The Autism Society of America started Autism Awareness Month in April 1970. The growing awareness of the many problems that autism poses for individuals and families has led to constructive action. As a community and as a society, we are moving beyond awareness to acceptance and appreciation. The main question I ask families at this time of year is what does autism mean to you now? To individuals with autism who can describe their journey, I ask what have parents and professionals done that is most helpful?
Here is a recent article I wrote for Autism Society.
“The road to acceptance routinely starts with some level of denial. Our biggest problem is that we don’t want any problems, and we think we would be happy without them. If we can’t solve problems, how can we live day to day? We start out as individuals and as a society denying a problem exists or when we do acknowledge a problem, we often deny how serious it may be.
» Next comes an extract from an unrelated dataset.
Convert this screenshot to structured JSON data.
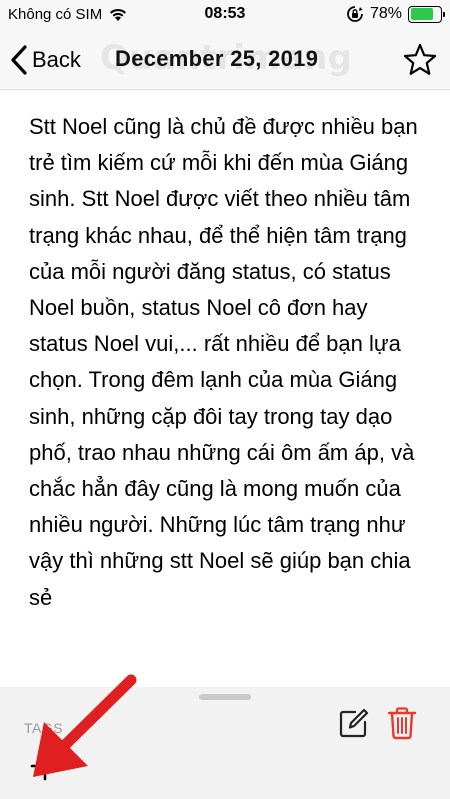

I became a typical father in 1979. It was a dream come true—those magical first smiles, first steps, first words. Like most children with autism, my son’s early development seemed perfectly normal. I have a photo in which he made eye contact at 1 day old. He met his other milestones on time. Then in 1981, Tariq stopped talking, stopped playing normally, and began flapping his arms and pacing endlessly.” Read the entire article